UX/UI testing is an essential step in website development. You should plan for testing early in the process and decide what will be tested in addition to the tools you will use. Remember that you cannot test everything, so prioritization should also take place.
This post is largely based on a Udemy UX and Web Design Masters course and provides a basic framework for website testing.
This table structures testing parameters into several categories. Below I will explain the first three groups of criteria. My next post will cover the rest of the parameters.
- Links to and from pages on the site should point to a correct destination. This includes mailto: and social media links. While you will not be able to control all of the incoming links (links coming from other domains), bear in mind that changing your URLs without a redirect will cause them to become invalid. Pay special attention to internal links, that is cross-linking between the site’s pages.

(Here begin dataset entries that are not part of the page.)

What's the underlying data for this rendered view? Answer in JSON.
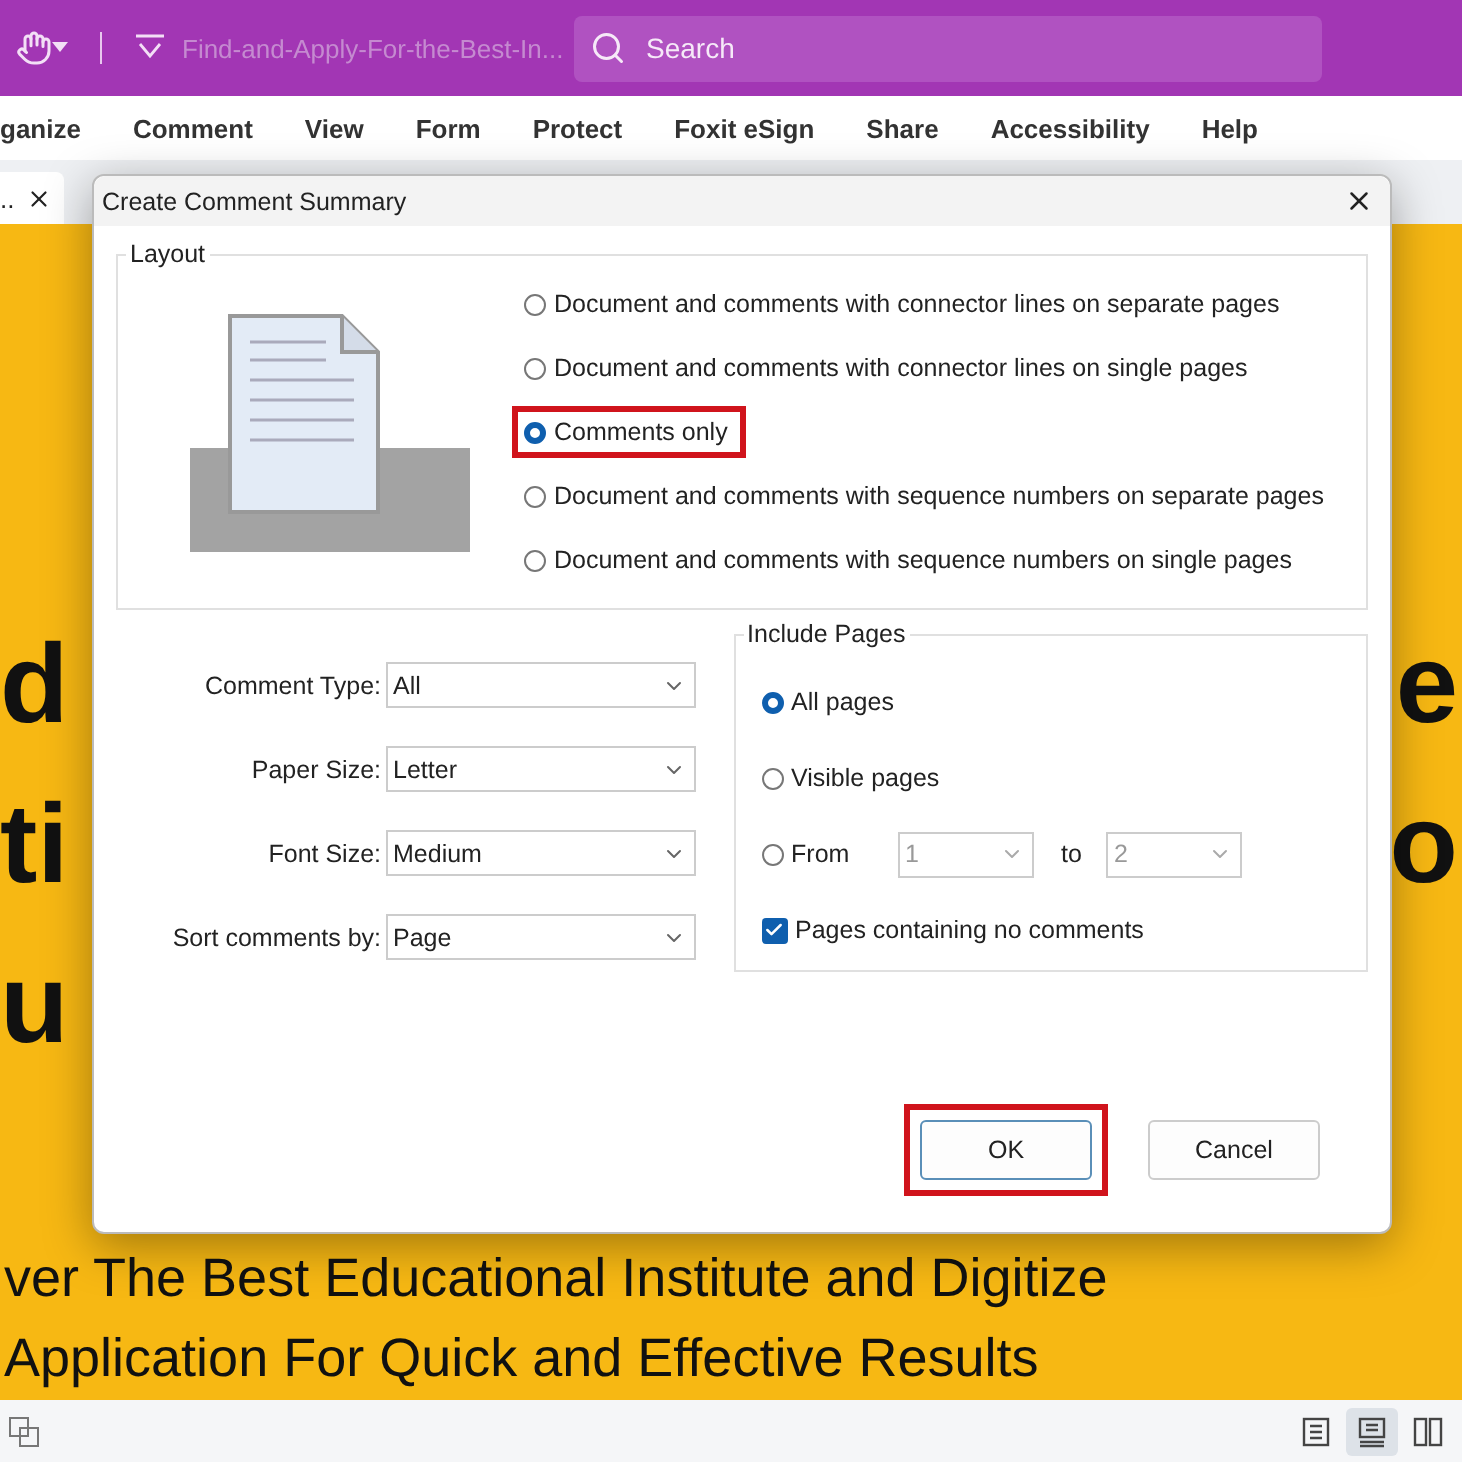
{
  "top_bar": {
    "title": "Find-and-Apply-For-the-Best-In...",
    "search": {
      "placeholder": "Search"
    }
  },
  "menu": [
    "ganize",
    "Comment",
    "View",
    "Form",
    "Protect",
    "Foxit eSign",
    "Share",
    "Accessibility",
    "Help"
  ],
  "doc_tab": {
    "label": ".."
  },
  "document": {
    "rows": [
      {
        "left": "d",
        "right": "e"
      },
      {
        "left": "ti",
        "right": "o"
      },
      {
        "left": "u"
      }
    ],
    "lines": [
      "ver The Best Educational Institute and Digitize",
      "Application For Quick and Effective Results"
    ]
  },
  "dialog": {
    "title": "Create Comment Summary",
    "layout": {
      "legend": "Layout",
      "options": [
        {
          "label": "Document and comments with connector lines on separate pages",
          "selected": false,
          "highlighted": false
        },
        {
          "label": "Document and comments with connector lines on single pages",
          "selected": false,
          "highlighted": false
        },
        {
          "label": "Comments only",
          "selected": true,
          "highlighted": true
        },
        {
          "label": "Document and comments with sequence numbers on separate pages",
          "selected": false,
          "highlighted": false
        },
        {
          "label": "Document and comments with sequence numbers on single pages",
          "selected": false,
          "highlighted": false
        }
      ]
    },
    "fields": [
      {
        "label": "Comment Type:",
        "value": "All"
      },
      {
        "label": "Paper Size:",
        "value": "Letter"
      },
      {
        "label": "Font Size:",
        "value": "Medium"
      },
      {
        "label": "Sort comments by:",
        "value": "Page"
      }
    ],
    "include_pages": {
      "legend": "Include Pages",
      "options": [
        {
          "kind": "plain",
          "label": "All pages",
          "selected": true
        },
        {
          "kind": "plain",
          "label": "Visible pages",
          "selected": false
        },
        {
          "kind": "range",
          "label": "From",
          "selected": false,
          "from": "1",
          "to_label": "to",
          "to": "2"
        }
      ],
      "checkbox": {
        "label": "Pages containing no comments",
        "checked": true
      }
    },
    "buttons": [
      {
        "label": "OK",
        "highlighted": true
      },
      {
        "label": "Cancel",
        "highlighted": false
      }
    ]
  },
  "view_modes": [
    {
      "selected": false
    },
    {
      "selected": true
    },
    {
      "selected": false
    }
  ]
}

- Things to check on the forms are default form values, required data format, entry validation and storing entered information.
- Apart from including a privacy statement, test what happens if cookies are actually rejected, blocked or deleted by users. Also check that all information is encrypted and that cookies are not stored longer than required.
- The capability to be indexed by search engines is an aspect less related to the UI/UX of the page, however, it directly affects if and how your website appears in Google Search results. A popular tool to use is Google Search Console. This tool additionally checks the site usability on mobile devices.
- Database connections include correct execution of database queries, reliable data storage and retrieval and correct updating of stored information in case of any changes.
- Navigation clarity means that users should be able to find what they need on the site using the navigation. Furthermore, the navigation should stand out from the rest of content and its elements should be labeled clearly.
- Ideally, the content of the website should match what visitors are looking for but in any case it should be understandable and actionable.
- Distraction in the desired user journeys, such as pop-ups or multiple CTAs should be avoided.
- Calls-to-action express the purpose of your website or, in other words, what you want users to do. In my post on CTAs I covered how they should be formulated and designed.
- The main benchmark of your website’s usability is the ability of users to complete their tasks and their satisfaction with the results and the process.
- Beside the correct rendering of fonts and colors, it is important that the overall readability and visibility of the content are not impacted (an example of bad usability is using light font colors over white background). In addition, consider emotional aspects of the website colors and how they match your brand.
- Proper handling of errors means that they are recognized and assigned to the correct category. For example, an HTTP 404 error message is generated when users try to reach a non-existent page. Other examples of errors can be form submission errors or incorrect content display.
- Error handling also includes displaying appropriate and understandable error messages to the user. In parallel, errors should be logged into the system for review. However, make sure not to include any security-sensitive information into the displayed error messages, e.g. user names.
- It goes without saying that all known errors should be promptly fixed.
In the next part, I will go through testing parameters for compatibility, performance and security.